Task item | For the records below, tally every line that has the word "date" and reply with the number alone.

Data records
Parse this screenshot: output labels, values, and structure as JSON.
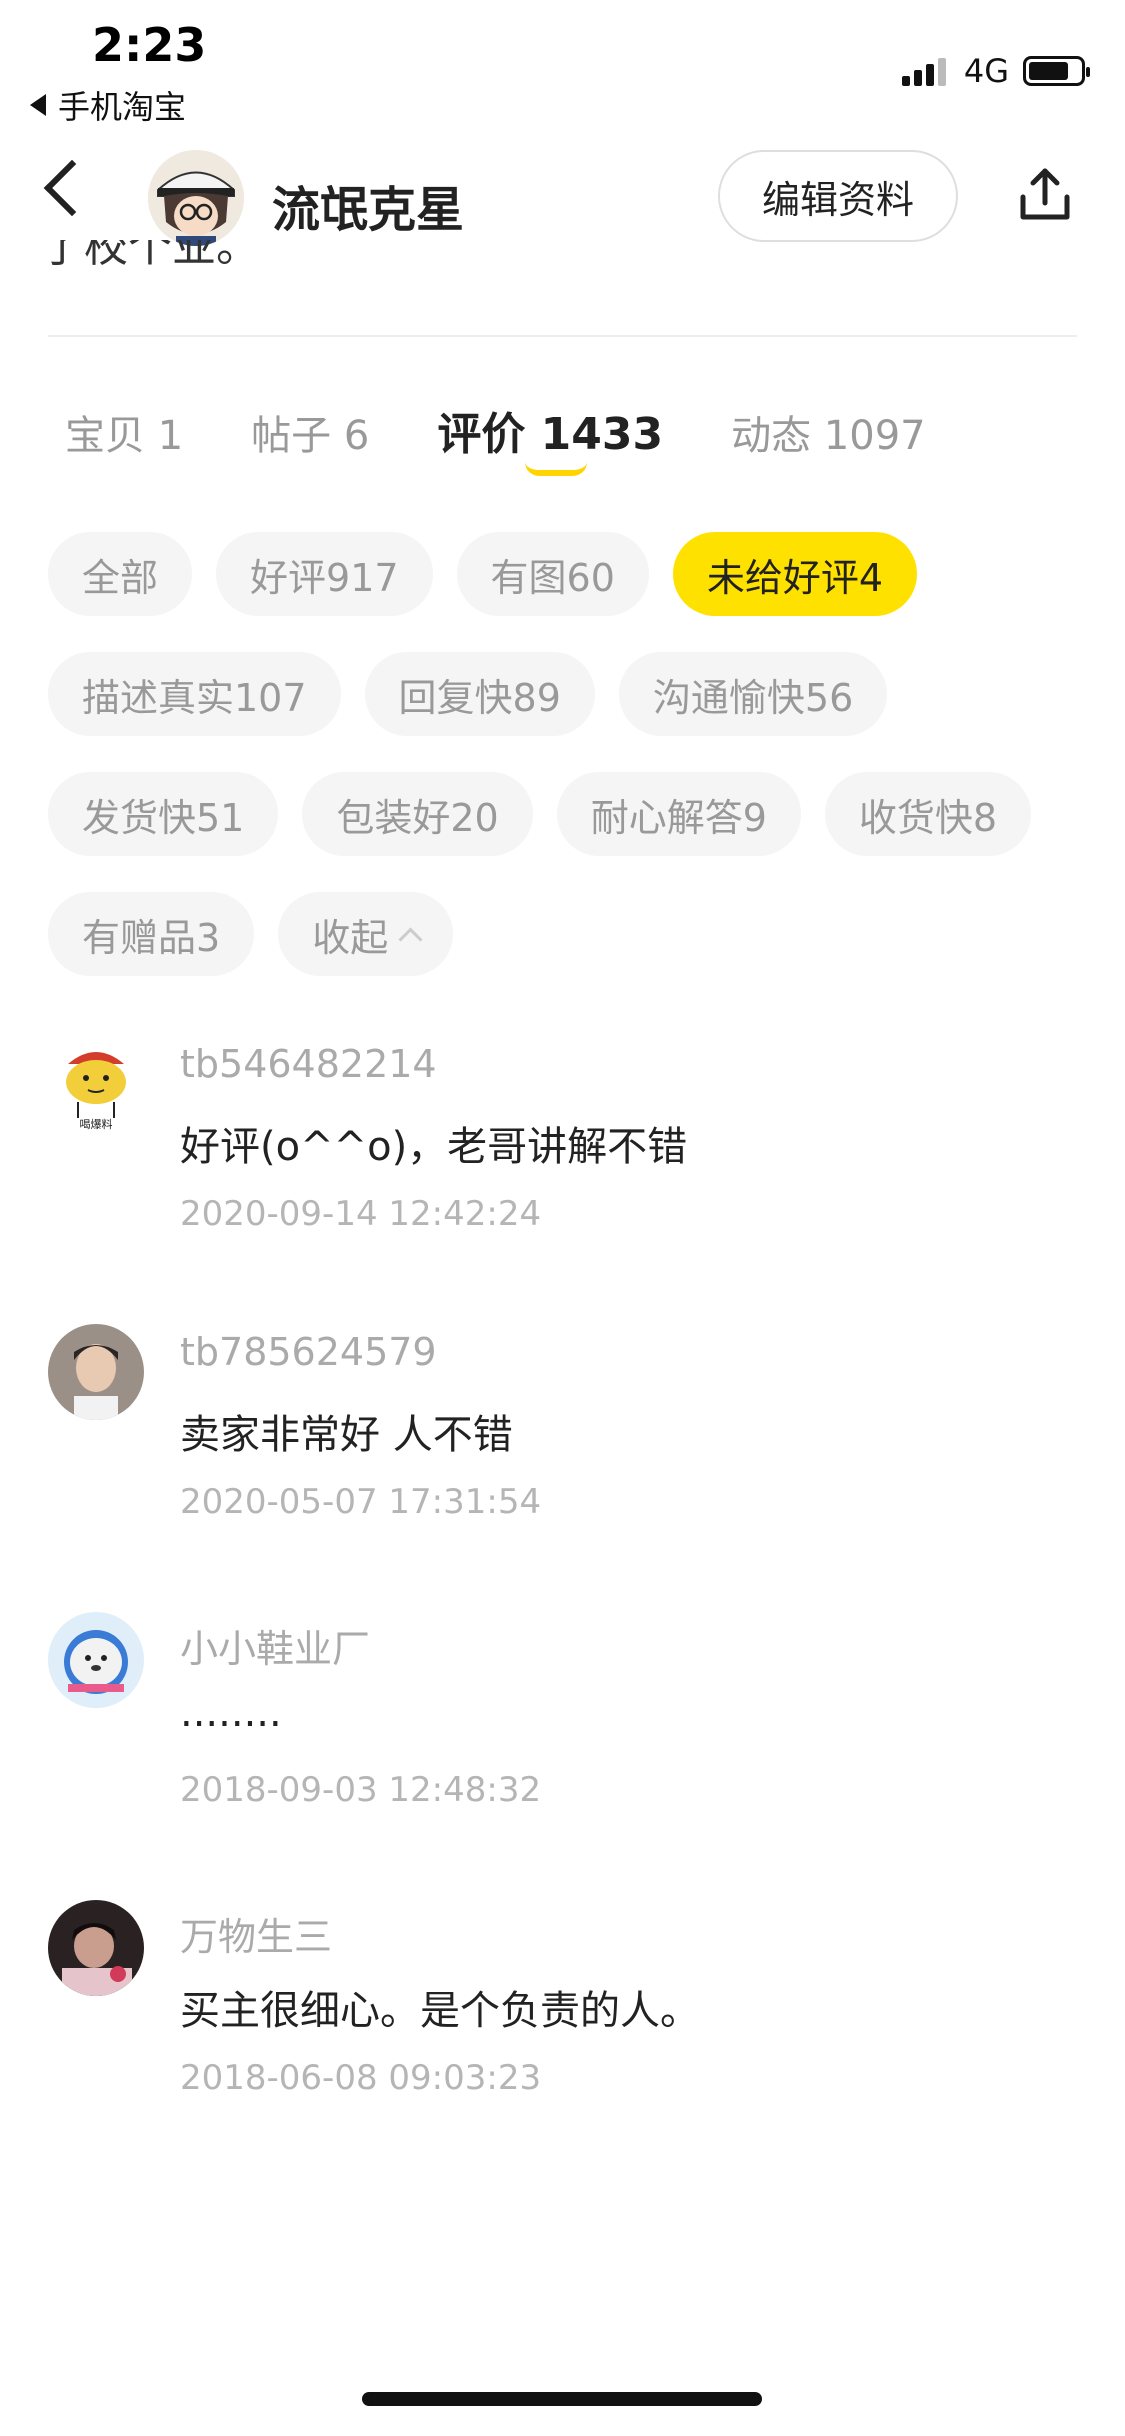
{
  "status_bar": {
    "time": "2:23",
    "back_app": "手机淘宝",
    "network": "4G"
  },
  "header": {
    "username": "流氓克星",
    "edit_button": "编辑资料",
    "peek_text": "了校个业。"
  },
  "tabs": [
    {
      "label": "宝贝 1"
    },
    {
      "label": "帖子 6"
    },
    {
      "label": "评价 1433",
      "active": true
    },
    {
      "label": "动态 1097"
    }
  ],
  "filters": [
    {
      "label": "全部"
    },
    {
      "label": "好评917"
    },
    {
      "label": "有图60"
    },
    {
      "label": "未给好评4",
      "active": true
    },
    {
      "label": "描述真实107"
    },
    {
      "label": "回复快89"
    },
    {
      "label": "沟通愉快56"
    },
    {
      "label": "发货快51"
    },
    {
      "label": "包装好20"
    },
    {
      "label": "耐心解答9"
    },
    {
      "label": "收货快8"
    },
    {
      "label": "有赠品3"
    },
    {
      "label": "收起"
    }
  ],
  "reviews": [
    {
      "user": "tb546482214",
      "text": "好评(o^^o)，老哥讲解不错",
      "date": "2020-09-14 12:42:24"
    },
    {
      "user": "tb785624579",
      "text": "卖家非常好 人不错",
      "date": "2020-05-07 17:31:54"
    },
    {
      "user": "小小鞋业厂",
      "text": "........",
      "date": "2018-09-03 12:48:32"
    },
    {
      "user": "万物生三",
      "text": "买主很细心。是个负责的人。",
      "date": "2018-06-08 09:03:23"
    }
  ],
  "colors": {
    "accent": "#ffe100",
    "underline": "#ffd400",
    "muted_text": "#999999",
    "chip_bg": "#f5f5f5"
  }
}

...

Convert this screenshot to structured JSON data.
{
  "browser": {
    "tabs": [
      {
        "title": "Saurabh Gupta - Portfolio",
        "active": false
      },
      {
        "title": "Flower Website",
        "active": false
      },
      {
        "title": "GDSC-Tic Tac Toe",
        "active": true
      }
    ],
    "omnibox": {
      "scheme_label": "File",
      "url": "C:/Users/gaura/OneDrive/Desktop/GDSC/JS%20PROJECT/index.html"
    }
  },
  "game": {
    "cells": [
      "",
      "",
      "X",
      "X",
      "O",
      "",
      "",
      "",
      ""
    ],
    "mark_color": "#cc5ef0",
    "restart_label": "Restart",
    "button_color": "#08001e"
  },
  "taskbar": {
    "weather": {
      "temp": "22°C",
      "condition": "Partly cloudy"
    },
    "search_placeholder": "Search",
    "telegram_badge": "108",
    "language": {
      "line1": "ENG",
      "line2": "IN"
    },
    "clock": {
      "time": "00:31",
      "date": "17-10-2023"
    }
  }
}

Task response | 5